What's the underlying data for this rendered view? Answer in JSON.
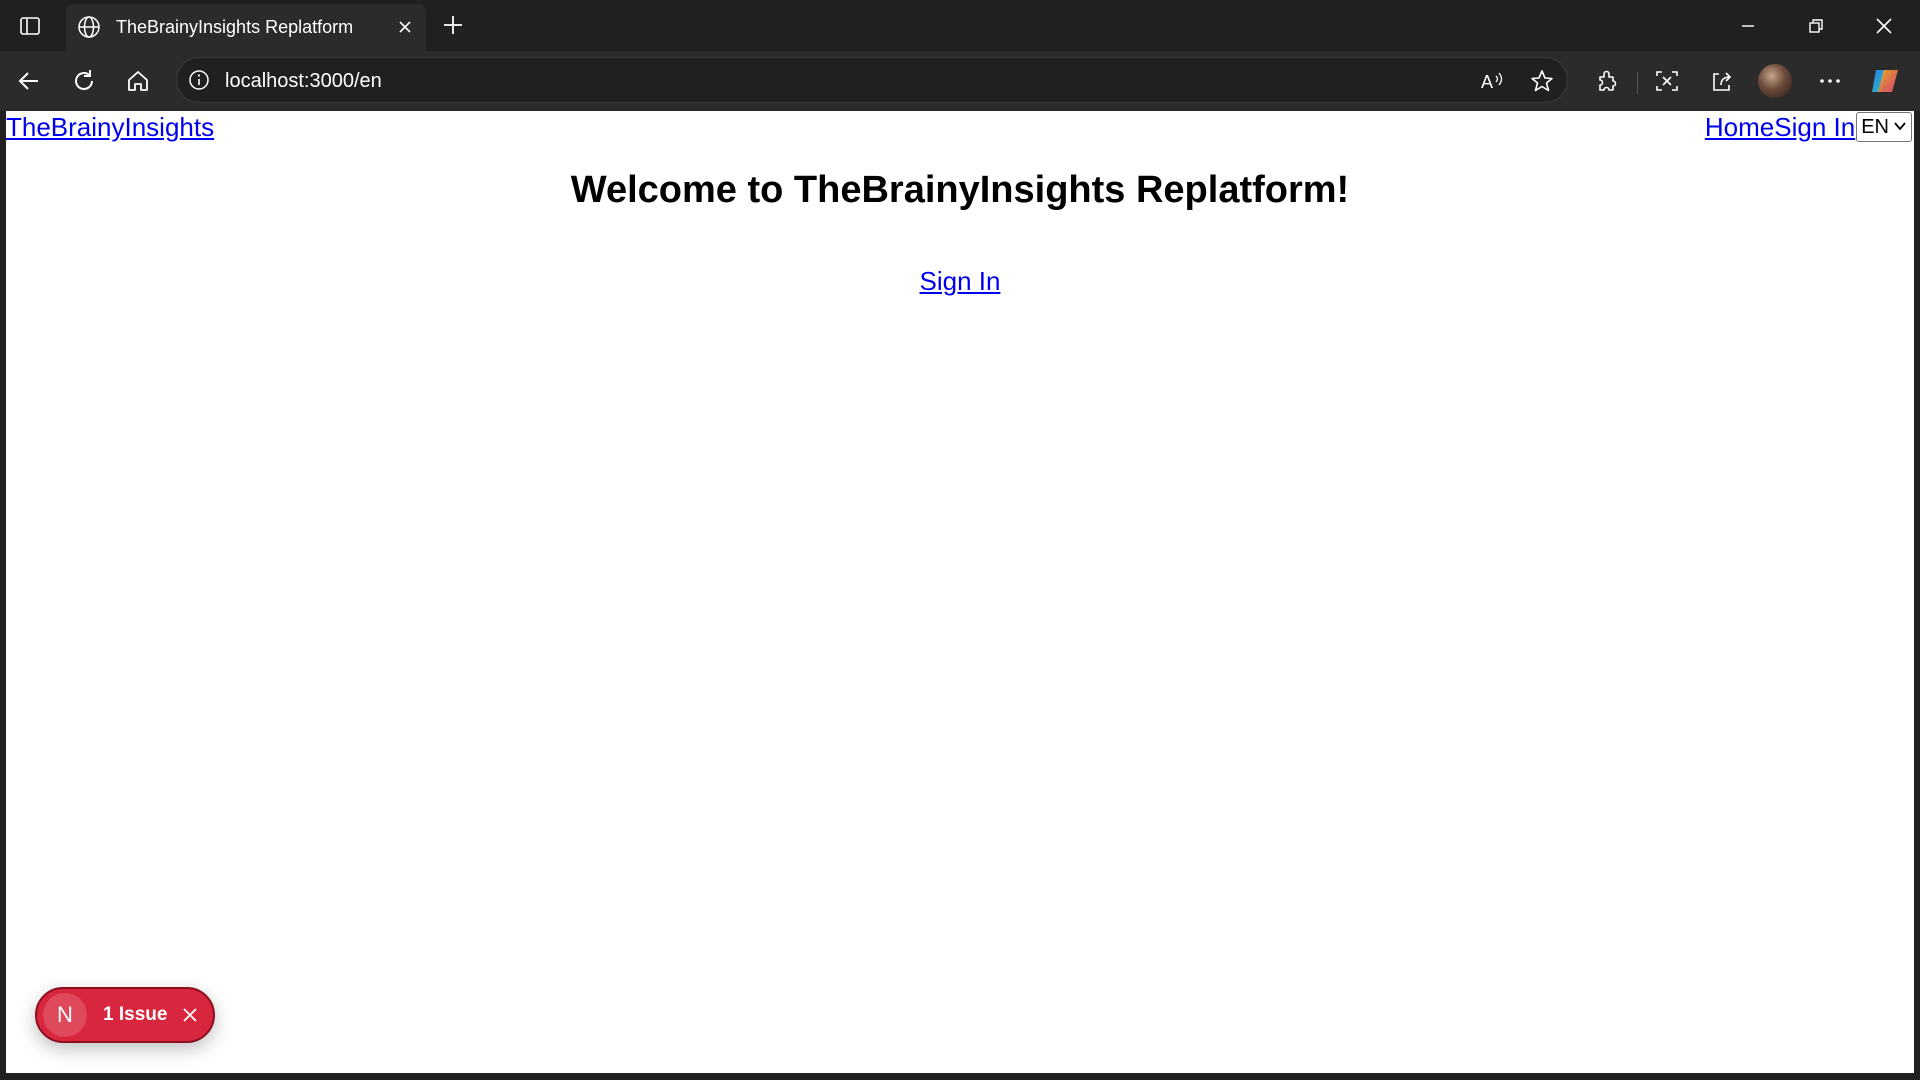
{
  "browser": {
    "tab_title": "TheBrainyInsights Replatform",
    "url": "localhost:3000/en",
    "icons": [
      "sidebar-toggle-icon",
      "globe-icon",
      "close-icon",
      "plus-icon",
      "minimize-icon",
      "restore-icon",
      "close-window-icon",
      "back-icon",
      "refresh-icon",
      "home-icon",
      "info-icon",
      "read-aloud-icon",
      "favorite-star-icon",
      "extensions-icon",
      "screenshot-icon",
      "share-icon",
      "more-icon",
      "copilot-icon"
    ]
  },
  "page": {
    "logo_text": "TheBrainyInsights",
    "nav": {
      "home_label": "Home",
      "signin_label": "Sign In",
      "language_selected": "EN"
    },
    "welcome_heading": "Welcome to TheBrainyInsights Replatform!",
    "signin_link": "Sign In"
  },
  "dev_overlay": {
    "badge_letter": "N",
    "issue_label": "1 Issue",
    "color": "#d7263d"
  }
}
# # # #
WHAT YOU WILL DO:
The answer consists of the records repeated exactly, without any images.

ANSWER SPACE:
What's the underlying data for this rendered view? Answer in JSON.
{
  "browser": {
    "tab_title": "TheBrainyInsights Replatform",
    "url": "localhost:3000/en",
    "icons": [
      "sidebar-toggle-icon",
      "globe-icon",
      "close-icon",
      "plus-icon",
      "minimize-icon",
      "restore-icon",
      "close-window-icon",
      "back-icon",
      "refresh-icon",
      "home-icon",
      "info-icon",
      "read-aloud-icon",
      "favorite-star-icon",
      "extensions-icon",
      "screenshot-icon",
      "share-icon",
      "more-icon",
      "copilot-icon"
    ]
  },
  "page": {
    "logo_text": "TheBrainyInsights",
    "nav": {
      "home_label": "Home",
      "signin_label": "Sign In",
      "language_selected": "EN"
    },
    "welcome_heading": "Welcome to TheBrainyInsights Replatform!",
    "signin_link": "Sign In"
  },
  "dev_overlay": {
    "badge_letter": "N",
    "issue_label": "1 Issue",
    "color": "#d7263d"
  }
}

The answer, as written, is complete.